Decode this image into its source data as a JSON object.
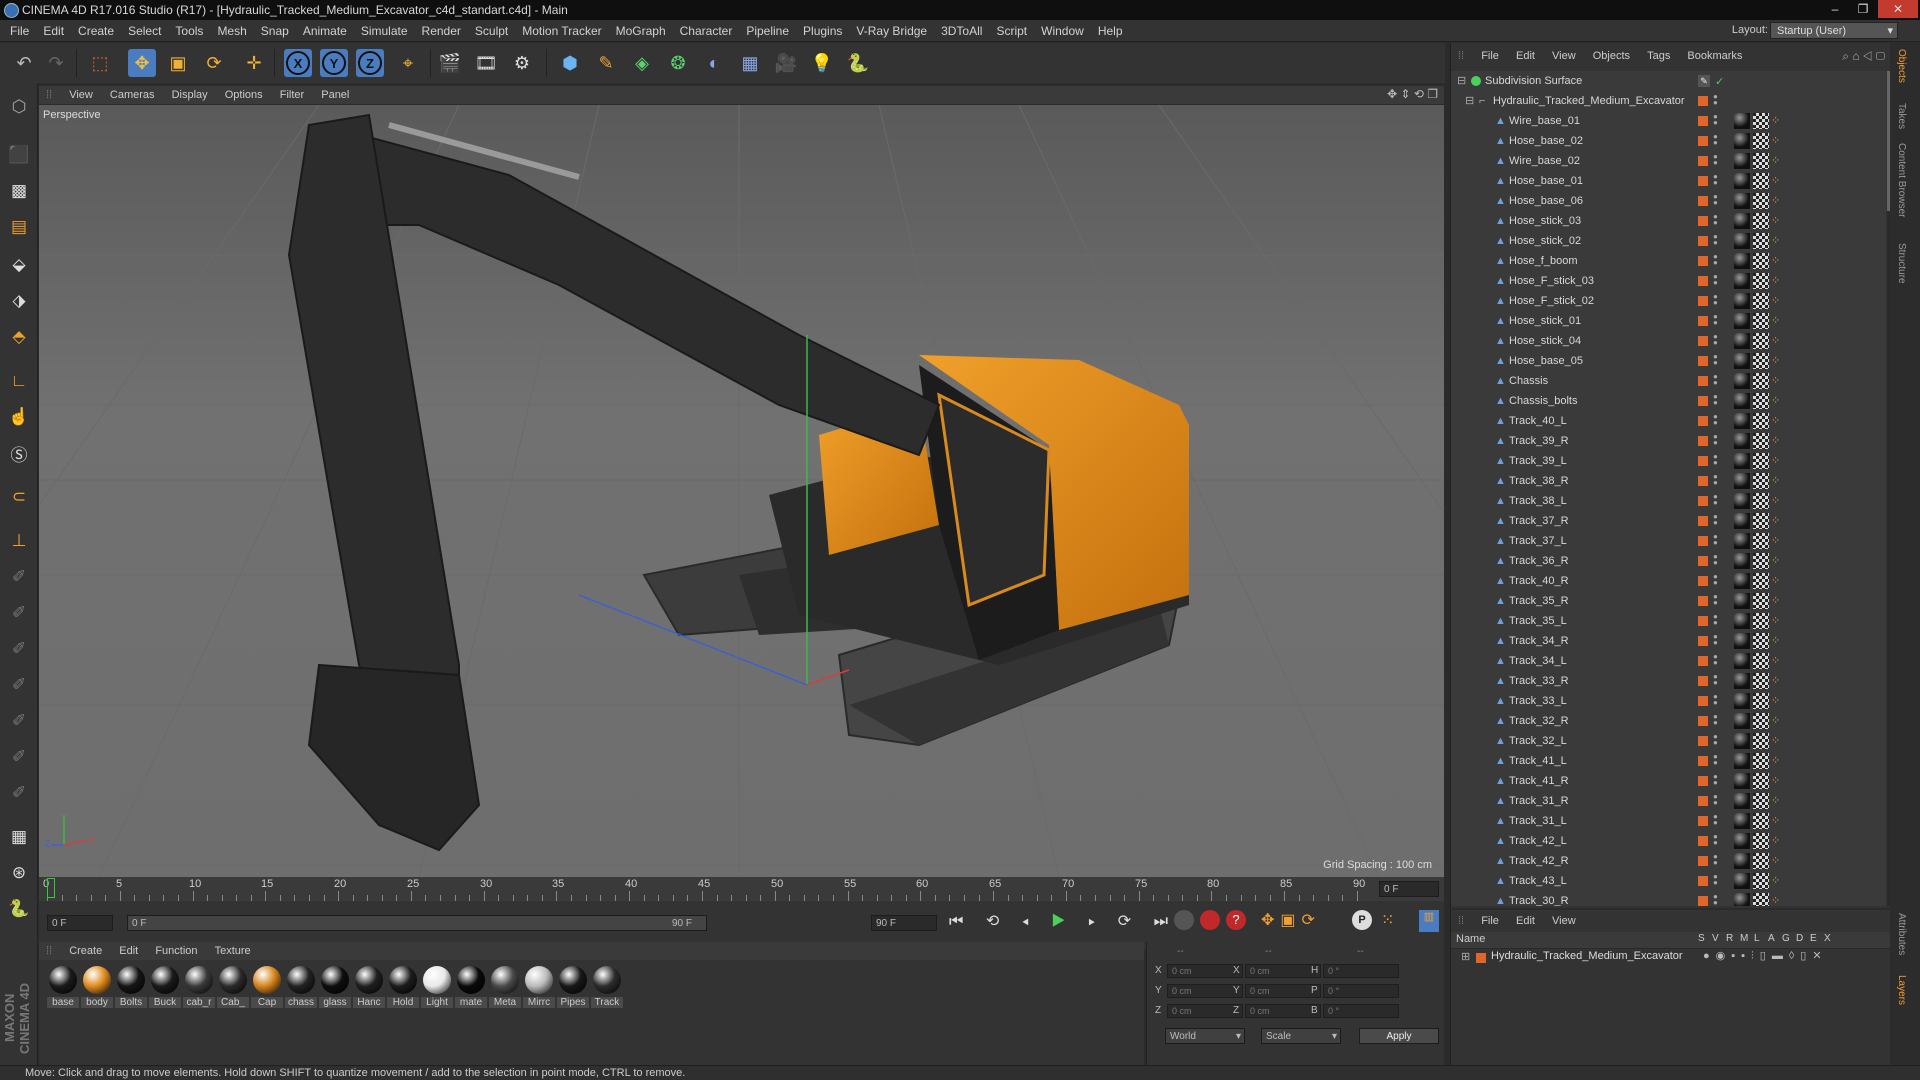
{
  "window": {
    "title": "CINEMA 4D R17.016 Studio (R17) - [Hydraulic_Tracked_Medium_Excavator_c4d_standart.c4d] - Main",
    "controls": [
      "–",
      "❐",
      "✕"
    ]
  },
  "menubar": {
    "items": [
      "File",
      "Edit",
      "Create",
      "Select",
      "Tools",
      "Mesh",
      "Snap",
      "Animate",
      "Simulate",
      "Render",
      "Sculpt",
      "Motion Tracker",
      "MoGraph",
      "Character",
      "Pipeline",
      "Plugins",
      "V-Ray Bridge",
      "3DToAll",
      "Script",
      "Window",
      "Help"
    ],
    "layout_label": "Layout:",
    "layout_value": "Startup (User)"
  },
  "toolbar": {
    "icons": [
      "undo-icon",
      "redo-icon",
      "live-selection-icon",
      "move-icon",
      "scale-icon",
      "rotate-icon",
      "create-icon",
      "x-axis-icon",
      "y-axis-icon",
      "z-axis-icon",
      "coordinate-system-icon",
      "render-view-icon",
      "render-picture-viewer-icon",
      "edit-render-settings-icon",
      "cube-icon",
      "pen-spline-icon",
      "subdivision-icon",
      "array-icon",
      "deformer-icon",
      "floor-icon",
      "camera-icon",
      "light-icon",
      "python-icon"
    ],
    "axis_labels": [
      "X",
      "Y",
      "Z"
    ]
  },
  "viewport": {
    "menu": [
      "View",
      "Cameras",
      "Display",
      "Options",
      "Filter",
      "Panel"
    ],
    "label": "Perspective",
    "grid_spacing": "Grid Spacing : 100 cm",
    "axis_labels": [
      "Y",
      "Z",
      "X"
    ]
  },
  "timeline": {
    "ticks": [
      "0",
      "5",
      "10",
      "15",
      "20",
      "25",
      "30",
      "35",
      "40",
      "45",
      "50",
      "55",
      "60",
      "65",
      "70",
      "75",
      "80",
      "85",
      "90"
    ],
    "end_frame": "0 F"
  },
  "animbar": {
    "current_frame": "0 F",
    "range_start": "0 F",
    "range_end": "90 F",
    "max_frame": "90 F"
  },
  "material_manager": {
    "menu": [
      "Create",
      "Edit",
      "Function",
      "Texture"
    ],
    "materials": [
      {
        "label": "base",
        "color": "#1a1a1a"
      },
      {
        "label": "body",
        "color": "#e08a1e"
      },
      {
        "label": "Bolts",
        "color": "#151515"
      },
      {
        "label": "Buck",
        "color": "#1a1a1a"
      },
      {
        "label": "cab_r",
        "color": "#3a3a3a"
      },
      {
        "label": "Cab_",
        "color": "#2a2a2a"
      },
      {
        "label": "Cap",
        "color": "#d4841c"
      },
      {
        "label": "chass",
        "color": "#222222"
      },
      {
        "label": "glass",
        "color": "#0e0e0e"
      },
      {
        "label": "Hanc",
        "color": "#202020"
      },
      {
        "label": "Hold",
        "color": "#1c1c1c"
      },
      {
        "label": "Light",
        "color": "#e8e8e8"
      },
      {
        "label": "mate",
        "color": "#0a0a0a"
      },
      {
        "label": "Meta",
        "color": "#4a4a4a"
      },
      {
        "label": "Mirrc",
        "color": "#bbbbbb"
      },
      {
        "label": "Pipes",
        "color": "#181818"
      },
      {
        "label": "Track",
        "color": "#2c2c2c"
      }
    ]
  },
  "coord_manager": {
    "header": [
      "--",
      "--",
      "--"
    ],
    "rows": [
      {
        "a": "X",
        "av": "0 cm",
        "b": "X",
        "bv": "0 cm",
        "c": "H",
        "cv": "0 °"
      },
      {
        "a": "Y",
        "av": "0 cm",
        "b": "Y",
        "bv": "0 cm",
        "c": "P",
        "cv": "0 °"
      },
      {
        "a": "Z",
        "av": "0 cm",
        "b": "Z",
        "bv": "0 cm",
        "c": "B",
        "cv": "0 °"
      }
    ],
    "mode1": "World",
    "mode2": "Scale",
    "apply": "Apply"
  },
  "object_manager": {
    "menu": [
      "File",
      "Edit",
      "View",
      "Objects",
      "Tags",
      "Bookmarks"
    ],
    "root": "Subdivision Surface",
    "group": "Hydraulic_Tracked_Medium_Excavator",
    "objects": [
      "Wire_base_01",
      "Hose_base_02",
      "Wire_base_02",
      "Hose_base_01",
      "Hose_base_06",
      "Hose_stick_03",
      "Hose_stick_02",
      "Hose_f_boom",
      "Hose_F_stick_03",
      "Hose_F_stick_02",
      "Hose_stick_01",
      "Hose_stick_04",
      "Hose_base_05",
      "Chassis",
      "Chassis_bolts",
      "Track_40_L",
      "Track_39_R",
      "Track_39_L",
      "Track_38_R",
      "Track_38_L",
      "Track_37_R",
      "Track_37_L",
      "Track_36_R",
      "Track_40_R",
      "Track_35_R",
      "Track_35_L",
      "Track_34_R",
      "Track_34_L",
      "Track_33_R",
      "Track_33_L",
      "Track_32_R",
      "Track_32_L",
      "Track_41_L",
      "Track_41_R",
      "Track_31_R",
      "Track_31_L",
      "Track_42_L",
      "Track_42_R",
      "Track_43_L",
      "Track_30_R"
    ]
  },
  "layer_manager": {
    "menu": [
      "File",
      "Edit",
      "View"
    ],
    "name_header": "Name",
    "flags": [
      "S",
      "V",
      "R",
      "M",
      "L",
      "A",
      "G",
      "D",
      "E",
      "X"
    ],
    "layer_name": "Hydraulic_Tracked_Medium_Excavator"
  },
  "side_tabs": [
    "Objects",
    "Takes",
    "Content Browser",
    "Structure",
    "Attributes",
    "Layers"
  ],
  "brand": "MAXON CINEMA 4D",
  "status": "Move: Click and drag to move elements. Hold down SHIFT to quantize movement / add to the selection in point mode, CTRL to remove.",
  "colors": {
    "accent": "#e0662a",
    "selection": "#4a7dbf",
    "body_orange": "#e08a1e"
  }
}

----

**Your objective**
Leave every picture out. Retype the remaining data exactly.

**Answer**
Decode this image into its source data as a JSON object.
{
  "window": {
    "title": "CINEMA 4D R17.016 Studio (R17) - [Hydraulic_Tracked_Medium_Excavator_c4d_standart.c4d] - Main",
    "controls": [
      "–",
      "❐",
      "✕"
    ]
  },
  "menubar": {
    "items": [
      "File",
      "Edit",
      "Create",
      "Select",
      "Tools",
      "Mesh",
      "Snap",
      "Animate",
      "Simulate",
      "Render",
      "Sculpt",
      "Motion Tracker",
      "MoGraph",
      "Character",
      "Pipeline",
      "Plugins",
      "V-Ray Bridge",
      "3DToAll",
      "Script",
      "Window",
      "Help"
    ],
    "layout_label": "Layout:",
    "layout_value": "Startup (User)"
  },
  "toolbar": {
    "icons": [
      "undo-icon",
      "redo-icon",
      "live-selection-icon",
      "move-icon",
      "scale-icon",
      "rotate-icon",
      "create-icon",
      "x-axis-icon",
      "y-axis-icon",
      "z-axis-icon",
      "coordinate-system-icon",
      "render-view-icon",
      "render-picture-viewer-icon",
      "edit-render-settings-icon",
      "cube-icon",
      "pen-spline-icon",
      "subdivision-icon",
      "array-icon",
      "deformer-icon",
      "floor-icon",
      "camera-icon",
      "light-icon",
      "python-icon"
    ],
    "axis_labels": [
      "X",
      "Y",
      "Z"
    ]
  },
  "viewport": {
    "menu": [
      "View",
      "Cameras",
      "Display",
      "Options",
      "Filter",
      "Panel"
    ],
    "label": "Perspective",
    "grid_spacing": "Grid Spacing : 100 cm",
    "axis_labels": [
      "Y",
      "Z",
      "X"
    ]
  },
  "timeline": {
    "ticks": [
      "0",
      "5",
      "10",
      "15",
      "20",
      "25",
      "30",
      "35",
      "40",
      "45",
      "50",
      "55",
      "60",
      "65",
      "70",
      "75",
      "80",
      "85",
      "90"
    ],
    "end_frame": "0 F"
  },
  "animbar": {
    "current_frame": "0 F",
    "range_start": "0 F",
    "range_end": "90 F",
    "max_frame": "90 F"
  },
  "material_manager": {
    "menu": [
      "Create",
      "Edit",
      "Function",
      "Texture"
    ],
    "materials": [
      {
        "label": "base",
        "color": "#1a1a1a"
      },
      {
        "label": "body",
        "color": "#e08a1e"
      },
      {
        "label": "Bolts",
        "color": "#151515"
      },
      {
        "label": "Buck",
        "color": "#1a1a1a"
      },
      {
        "label": "cab_r",
        "color": "#3a3a3a"
      },
      {
        "label": "Cab_",
        "color": "#2a2a2a"
      },
      {
        "label": "Cap",
        "color": "#d4841c"
      },
      {
        "label": "chass",
        "color": "#222222"
      },
      {
        "label": "glass",
        "color": "#0e0e0e"
      },
      {
        "label": "Hanc",
        "color": "#202020"
      },
      {
        "label": "Hold",
        "color": "#1c1c1c"
      },
      {
        "label": "Light",
        "color": "#e8e8e8"
      },
      {
        "label": "mate",
        "color": "#0a0a0a"
      },
      {
        "label": "Meta",
        "color": "#4a4a4a"
      },
      {
        "label": "Mirrc",
        "color": "#bbbbbb"
      },
      {
        "label": "Pipes",
        "color": "#181818"
      },
      {
        "label": "Track",
        "color": "#2c2c2c"
      }
    ]
  },
  "coord_manager": {
    "header": [
      "--",
      "--",
      "--"
    ],
    "rows": [
      {
        "a": "X",
        "av": "0 cm",
        "b": "X",
        "bv": "0 cm",
        "c": "H",
        "cv": "0 °"
      },
      {
        "a": "Y",
        "av": "0 cm",
        "b": "Y",
        "bv": "0 cm",
        "c": "P",
        "cv": "0 °"
      },
      {
        "a": "Z",
        "av": "0 cm",
        "b": "Z",
        "bv": "0 cm",
        "c": "B",
        "cv": "0 °"
      }
    ],
    "mode1": "World",
    "mode2": "Scale",
    "apply": "Apply"
  },
  "object_manager": {
    "menu": [
      "File",
      "Edit",
      "View",
      "Objects",
      "Tags",
      "Bookmarks"
    ],
    "root": "Subdivision Surface",
    "group": "Hydraulic_Tracked_Medium_Excavator",
    "objects": [
      "Wire_base_01",
      "Hose_base_02",
      "Wire_base_02",
      "Hose_base_01",
      "Hose_base_06",
      "Hose_stick_03",
      "Hose_stick_02",
      "Hose_f_boom",
      "Hose_F_stick_03",
      "Hose_F_stick_02",
      "Hose_stick_01",
      "Hose_stick_04",
      "Hose_base_05",
      "Chassis",
      "Chassis_bolts",
      "Track_40_L",
      "Track_39_R",
      "Track_39_L",
      "Track_38_R",
      "Track_38_L",
      "Track_37_R",
      "Track_37_L",
      "Track_36_R",
      "Track_40_R",
      "Track_35_R",
      "Track_35_L",
      "Track_34_R",
      "Track_34_L",
      "Track_33_R",
      "Track_33_L",
      "Track_32_R",
      "Track_32_L",
      "Track_41_L",
      "Track_41_R",
      "Track_31_R",
      "Track_31_L",
      "Track_42_L",
      "Track_42_R",
      "Track_43_L",
      "Track_30_R"
    ]
  },
  "layer_manager": {
    "menu": [
      "File",
      "Edit",
      "View"
    ],
    "name_header": "Name",
    "flags": [
      "S",
      "V",
      "R",
      "M",
      "L",
      "A",
      "G",
      "D",
      "E",
      "X"
    ],
    "layer_name": "Hydraulic_Tracked_Medium_Excavator"
  },
  "side_tabs": [
    "Objects",
    "Takes",
    "Content Browser",
    "Structure",
    "Attributes",
    "Layers"
  ],
  "brand": "MAXON CINEMA 4D",
  "status": "Move: Click and drag to move elements. Hold down SHIFT to quantize movement / add to the selection in point mode, CTRL to remove.",
  "colors": {
    "accent": "#e0662a",
    "selection": "#4a7dbf",
    "body_orange": "#e08a1e"
  }
}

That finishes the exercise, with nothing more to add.